If a mole of substance were at 0 K, then warmed by its surroundings to 298 K, its total molar entropy would be the addition of all N individual contributions:

{\displaystyle S^{\circ }=\sum _{k=1}^{N}\Delta S_{k}=\sum _{k=1}^{N}\int {\frac {dq_{k}}{T}}\,dT}S^\circ = \sum_{k=1}^N \Delta S_k =\sum_{k=1}^N \int \frac{dq_k}{T} \, dT
Here, dqk/T represents a very small exchange of heat energy at temperature T. The total molar entropy is the sum of many small changes in molar entropy, where each small change can be considered a reversible process.

What Is the Concept Of S°?

S°, The Measure Of A System’s Thermal Energy Per Unit Temperature That Is Unavailable For Doing Useful Work. Because Work Is Obtained From Ordered Molecular Motion, The Amount Of S° Is Also A Measure Of The Molecular Disorder, Or Randomness, Of A System.

What Is S° With Example?

S° Is A Measure Of The Energy Dispersal In The System. We See Evidence That The Universe Tends Toward Highest S Many Places In Our Lives. A Campfire Is An Example Of S. The Solid Wood Burns And Becomes Ash, Smoke, And Gases, All Of Which Spread Energy Outwards More Easily Than The Solid Fuel.

What Is The Unit Of Entropy?

The Si Unit For S° Is Joules Per Kelvin (J/K). A More Positive Value Of S Means A Reaction Is More Likely To Happen Spontaneously.

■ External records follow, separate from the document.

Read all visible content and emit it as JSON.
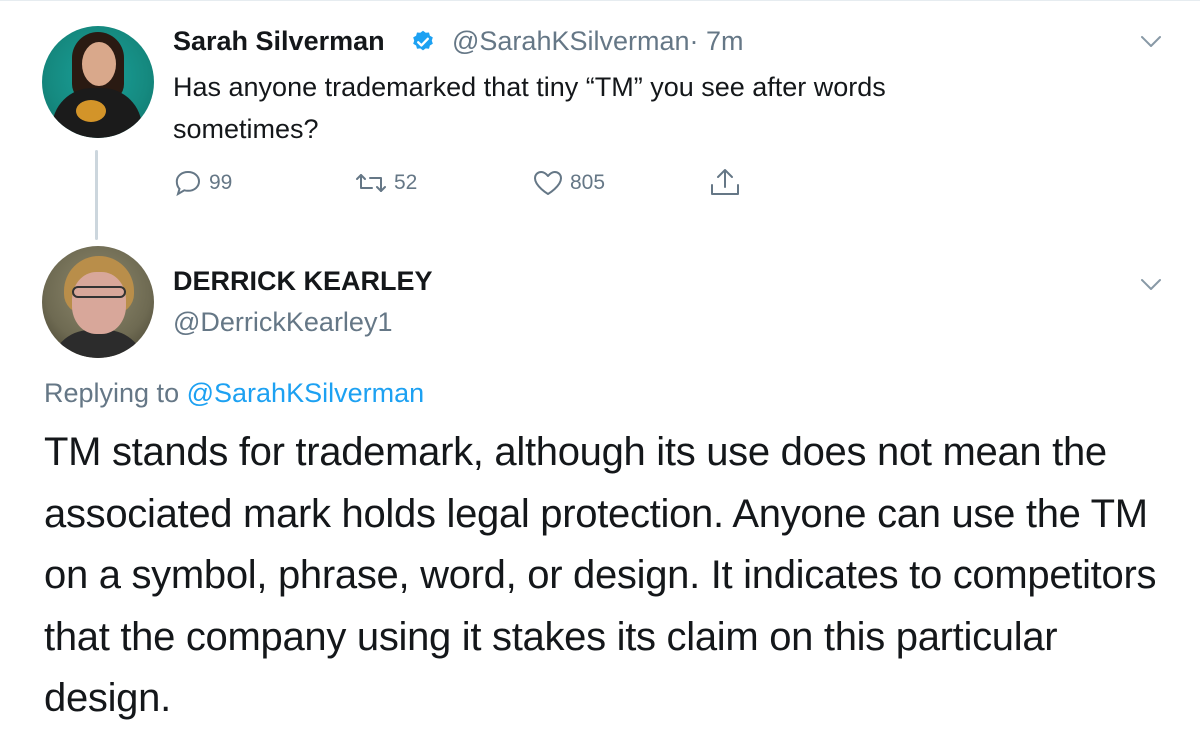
{
  "parent_tweet": {
    "author_name": "Sarah Silverman",
    "handle": "@SarahKSilverman",
    "time": "· 7m",
    "text": "Has anyone trademarked that tiny “TM” you see  after words sometimes?",
    "replies_count": "99",
    "retweets_count": "52",
    "likes_count": "805"
  },
  "reply_tweet": {
    "author_name": "DERRICK KEARLEY",
    "handle": "@DerrickKearley1",
    "replying_prefix": "Replying to",
    "replying_to": "@SarahKSilverman",
    "text": "TM stands for trademark, although its use does not mean the associated mark holds legal protection. Anyone can use the TM on a symbol, phrase, word, or design. It indicates to competitors that the company using it stakes its claim on this particular design."
  },
  "colors": {
    "text_primary": "#14171a",
    "text_secondary": "#657786",
    "link": "#1da1f2",
    "verified": "#1da1f2",
    "divider": "#ccd6dd"
  },
  "icons": {
    "verified": "verified-badge-icon",
    "reply": "reply-icon",
    "retweet": "retweet-icon",
    "like": "heart-icon",
    "share": "share-icon",
    "menu": "chevron-down-icon"
  }
}
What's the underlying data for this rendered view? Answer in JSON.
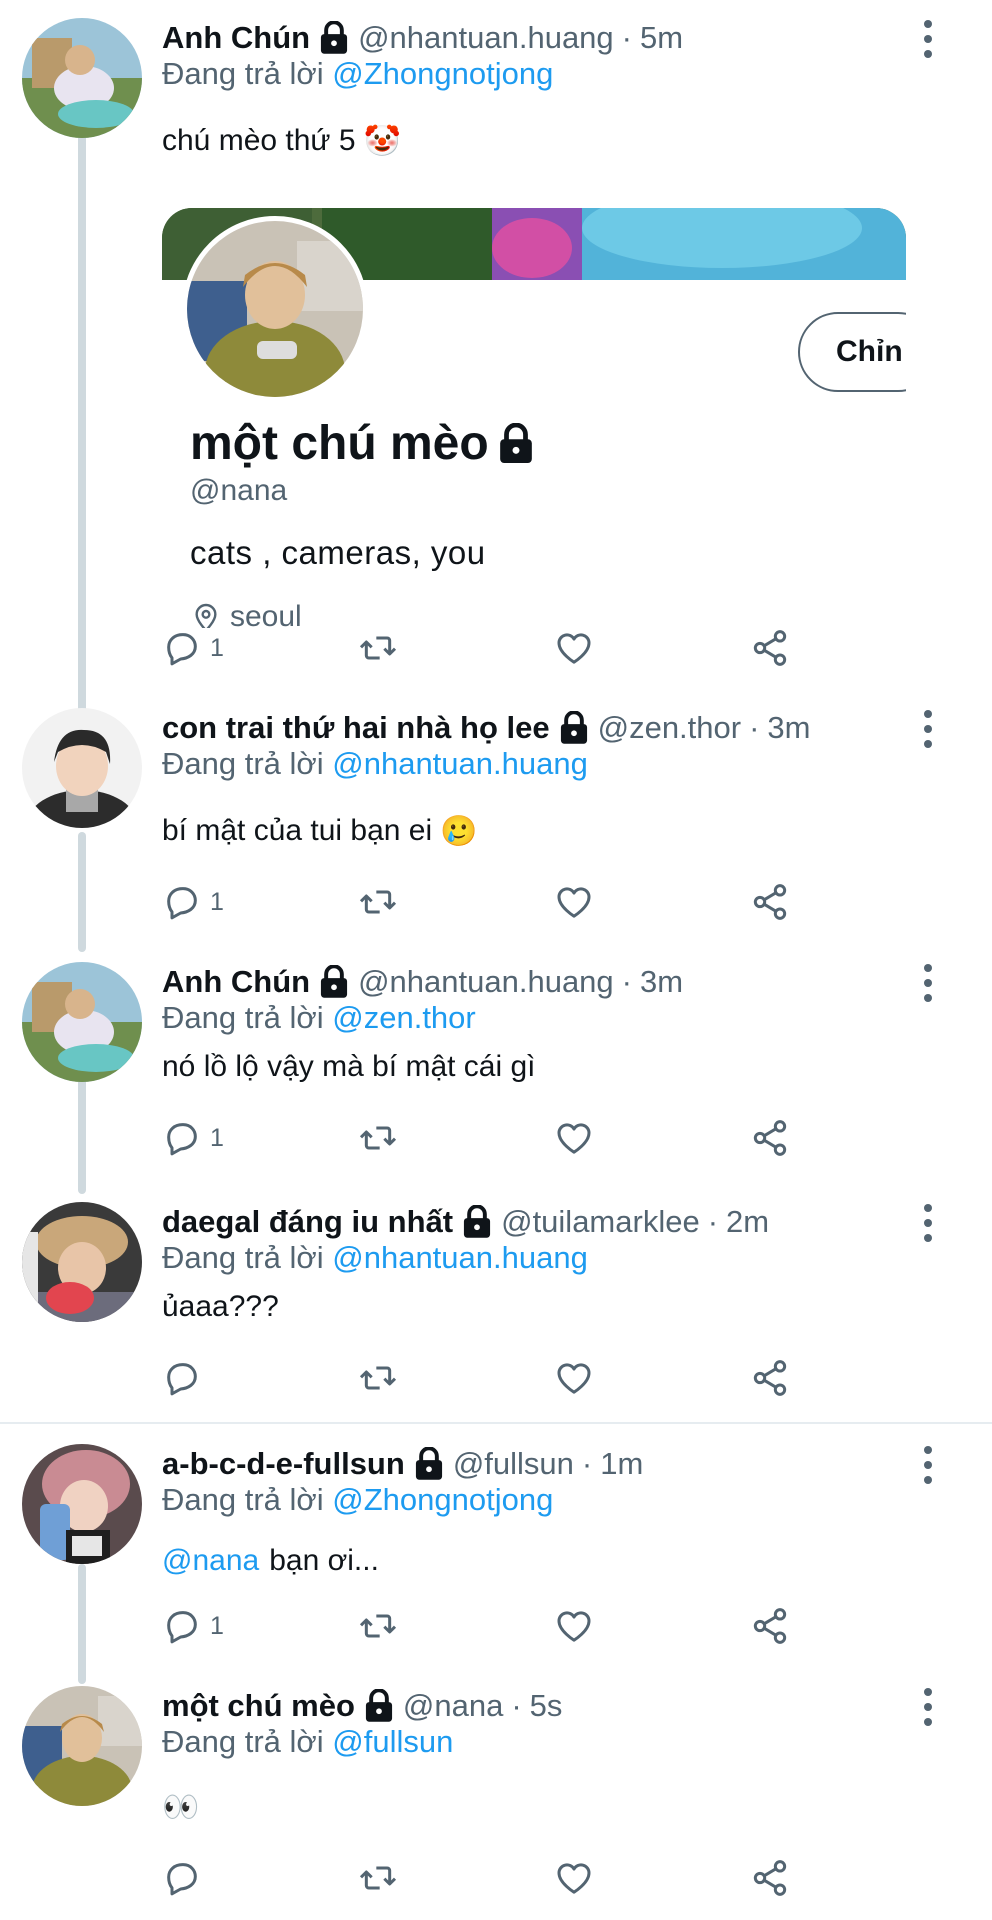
{
  "reply_prefix": "Đang trả lời",
  "colors": {
    "link": "#1d9bf0",
    "muted": "#536471",
    "text": "#0f1419",
    "thread_line": "#cfd9de"
  },
  "icons": {
    "lock": "lock-icon",
    "reply": "reply-icon",
    "retweet": "retweet-icon",
    "like": "heart-icon",
    "share": "share-icon",
    "more": "more-vertical-icon",
    "location": "location-pin-icon"
  },
  "tweets": [
    {
      "name": "Anh Chún",
      "handle": "@nhantuan.huang",
      "time": "5m",
      "reply_to": "@Zhongnotjong",
      "text": "chú mèo thứ 5",
      "emoji": "🤡",
      "reply_count": "1",
      "embed_card": {
        "display_name": "một chú mèo",
        "handle": "@nana",
        "bio": "cats , cameras, you",
        "location": "seoul",
        "button_label": "Chỉn"
      }
    },
    {
      "name": "con trai thứ hai nhà họ lee",
      "handle": "@zen.thor",
      "time": "3m",
      "reply_to": "@nhantuan.huang",
      "text": "bí mật của tui bạn ei",
      "emoji": "🥲",
      "reply_count": "1"
    },
    {
      "name": "Anh Chún",
      "handle": "@nhantuan.huang",
      "time": "3m",
      "reply_to": "@zen.thor",
      "text": "nó lồ lộ vậy mà bí mật cái gì",
      "emoji": "",
      "reply_count": "1"
    },
    {
      "name": "daegal đáng iu nhất",
      "handle": "@tuilamarklee",
      "time": "2m",
      "reply_to": "@nhantuan.huang",
      "text": "ủaaa???",
      "emoji": "",
      "reply_count": ""
    },
    {
      "name": "a-b-c-d-e-fullsun",
      "handle": "@fullsun",
      "time": "1m",
      "reply_to": "@Zhongnotjong",
      "text_mention": "@nana",
      "text": "bạn ơi...",
      "emoji": "",
      "reply_count": "1"
    },
    {
      "name": "một chú mèo",
      "handle": "@nana",
      "time": "5s",
      "reply_to": "@fullsun",
      "text": "",
      "emoji": "👀",
      "reply_count": ""
    }
  ]
}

What Does The Second Law Of Thermodynamics State?

The Second Law Of Thermodynamics States That The State Of S° Of The Entire Universe, As An Isolated System, Will Always Increase Over Time. The Second Law Also States That The Changes In The S° In The Universe Can Never Be Negative.

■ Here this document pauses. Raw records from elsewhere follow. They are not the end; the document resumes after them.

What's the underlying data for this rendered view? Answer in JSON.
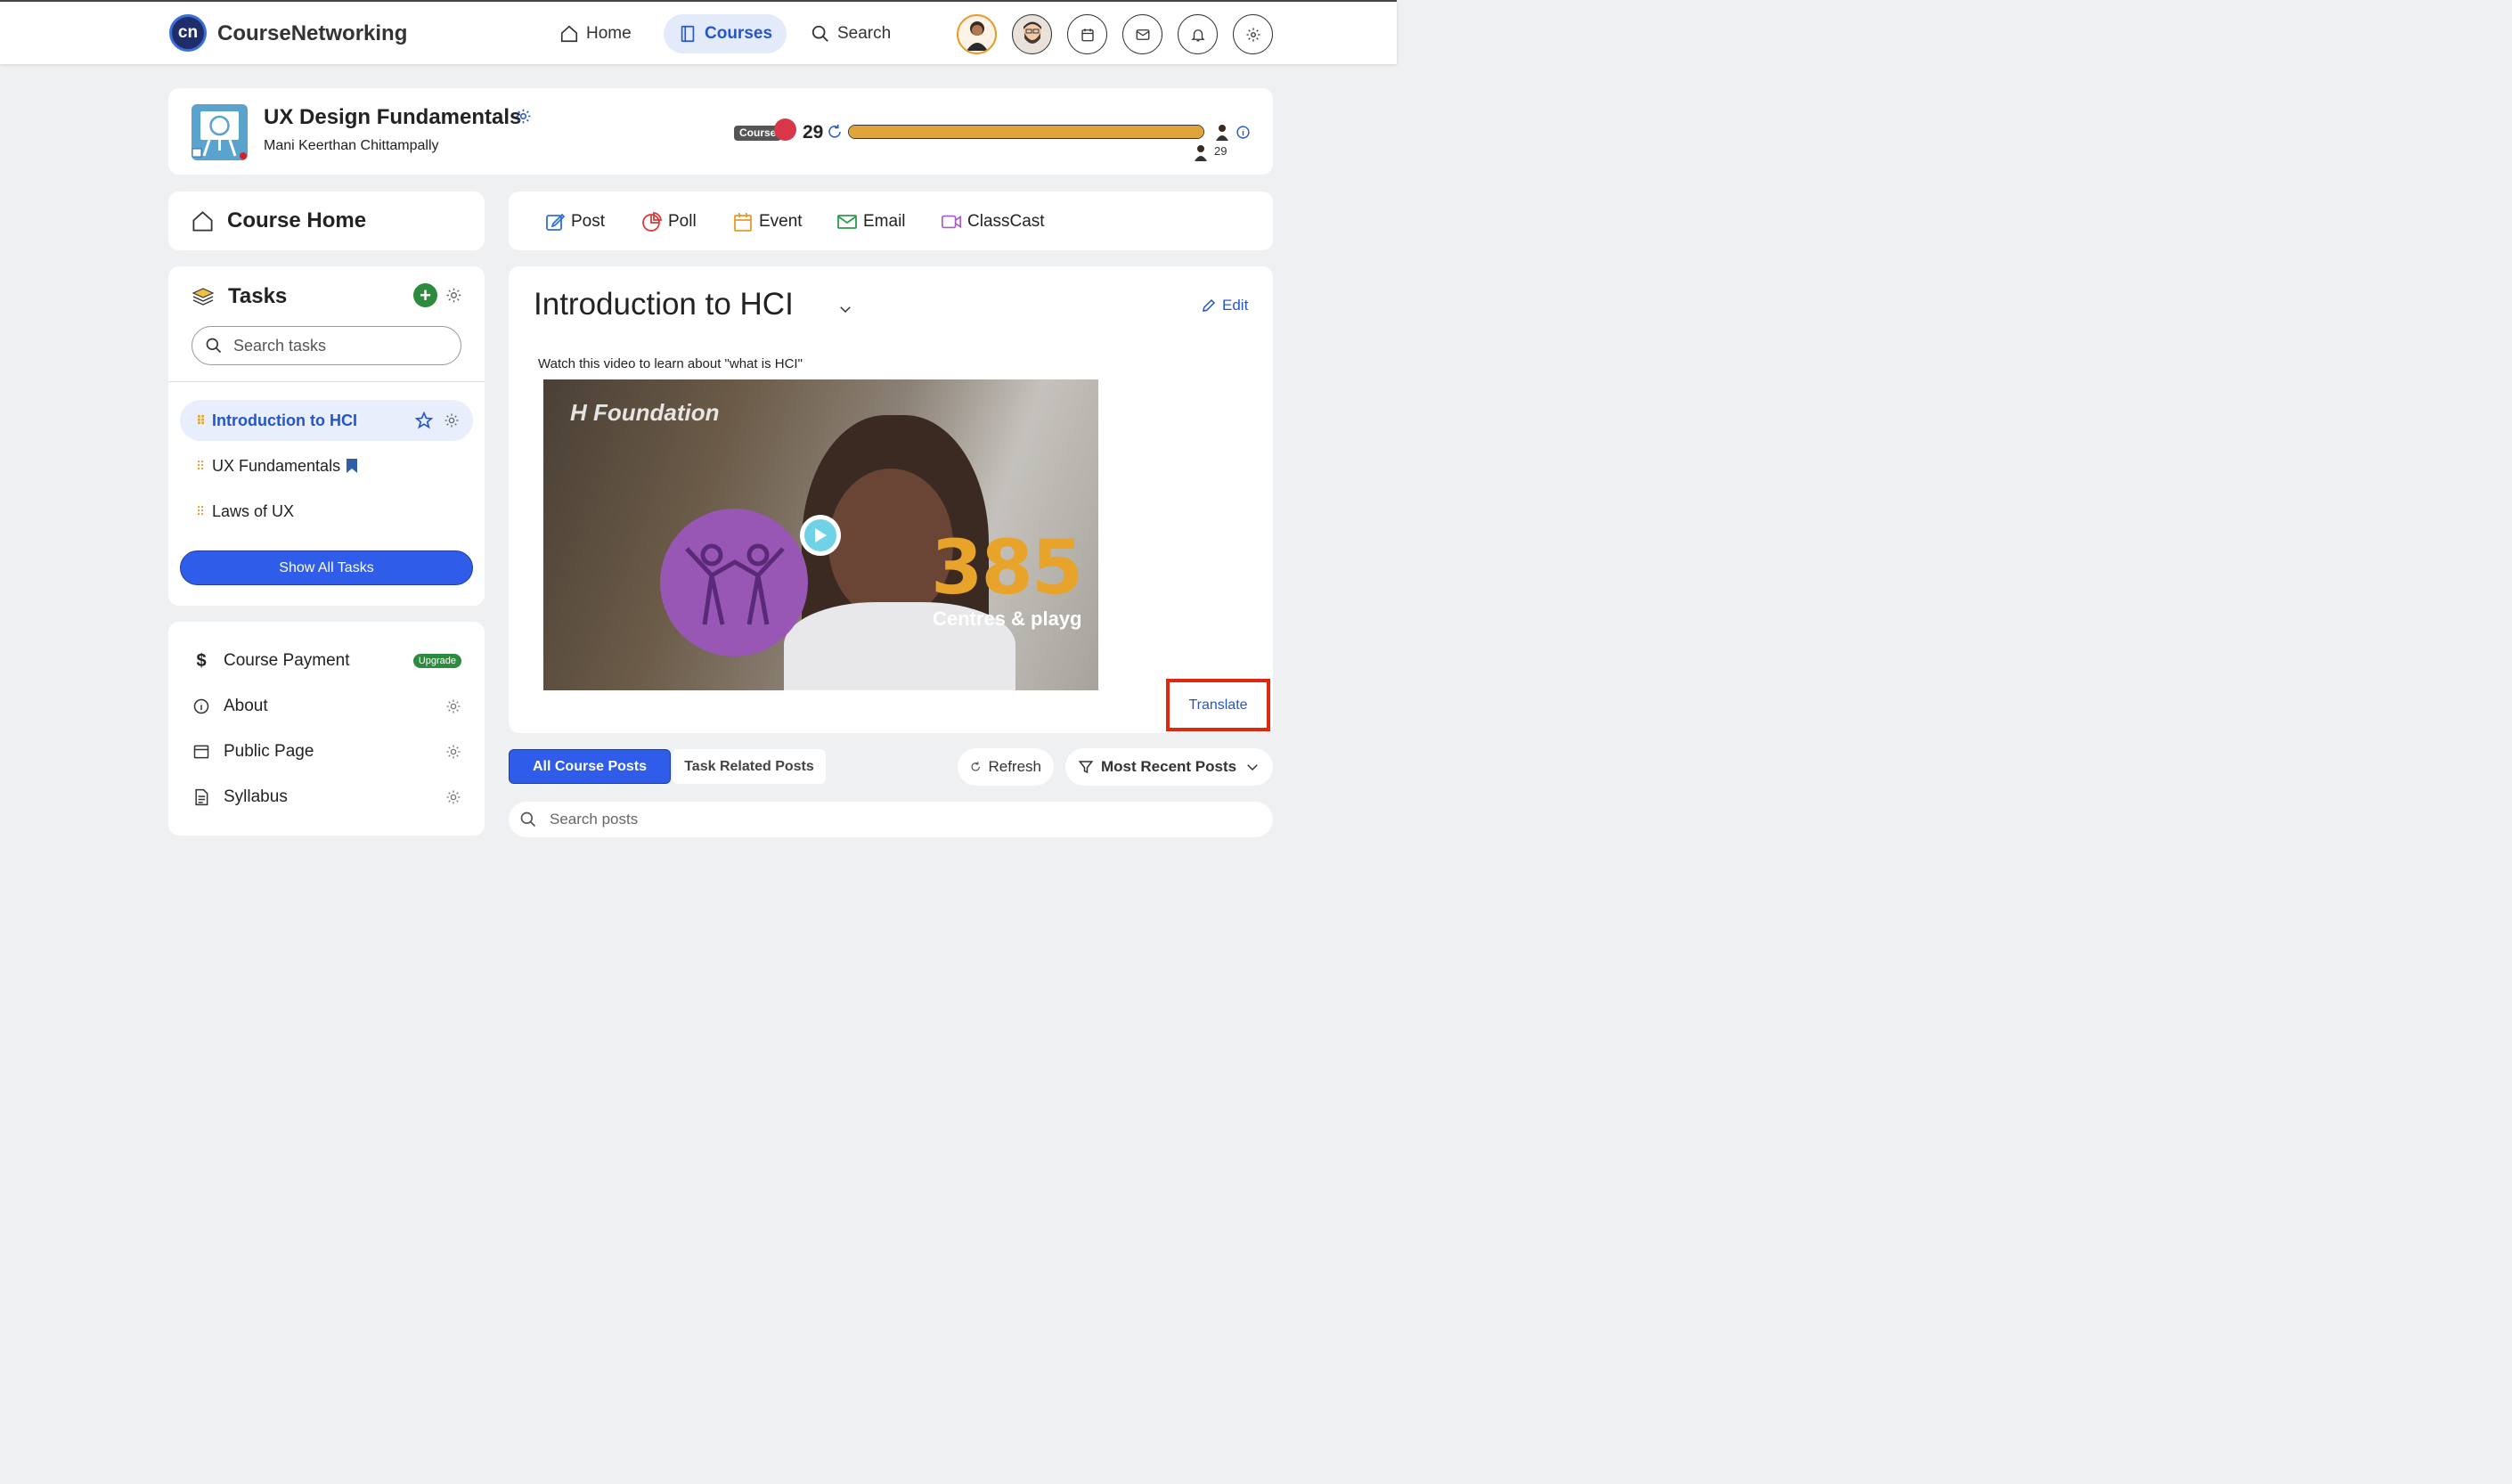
{
  "topbar": {
    "logo_text": "cn",
    "brand": "CourseNetworking",
    "nav": {
      "home": "Home",
      "courses": "Courses",
      "search": "Search"
    }
  },
  "course": {
    "title": "UX Design Fundamentals",
    "author": "Mani Keerthan Chittampally",
    "badge": "Course",
    "score": "29",
    "progress_fraction": 1.0,
    "leader_score": "29"
  },
  "sidebar": {
    "course_home": "Course Home",
    "tasks_title": "Tasks",
    "search_placeholder": "Search tasks",
    "tasks": [
      {
        "label": "Introduction to HCI",
        "active": true
      },
      {
        "label": "UX Fundamentals",
        "active": false
      },
      {
        "label": "Laws of UX",
        "active": false
      }
    ],
    "show_all": "Show All Tasks",
    "menu": [
      {
        "label": "Course Payment",
        "icon": "$",
        "badge": "Upgrade"
      },
      {
        "label": "About"
      },
      {
        "label": "Public Page"
      },
      {
        "label": "Syllabus"
      }
    ]
  },
  "actions": {
    "post": "Post",
    "poll": "Poll",
    "event": "Event",
    "email": "Email",
    "classcast": "ClassCast"
  },
  "task_detail": {
    "title": "Introduction to HCI",
    "edit": "Edit",
    "description": "Watch this video to learn about \"what is HCI\"",
    "video": {
      "brand": "H  Foundation",
      "number": "385",
      "caption": "Centres & playg"
    },
    "translate": "Translate"
  },
  "posts": {
    "tab_all": "All Course Posts",
    "tab_task": "Task Related Posts",
    "refresh": "Refresh",
    "sort": "Most Recent Posts",
    "search_placeholder": "Search posts"
  },
  "colors": {
    "accent": "#2456c9",
    "primary_button": "#2f5ce8",
    "progress": "#e0a43a",
    "highlight_box": "#e02810",
    "upgrade": "#2e8b3e"
  }
}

What Is The Symbol For Entropy Change?

It Is Usually Denoted By The Symbol S This Is Attributed To The Work Of Clausius In 1865 When He Gave Irreversible Heat Loss Which He Had Previously Called “Equivalence-value” A Name.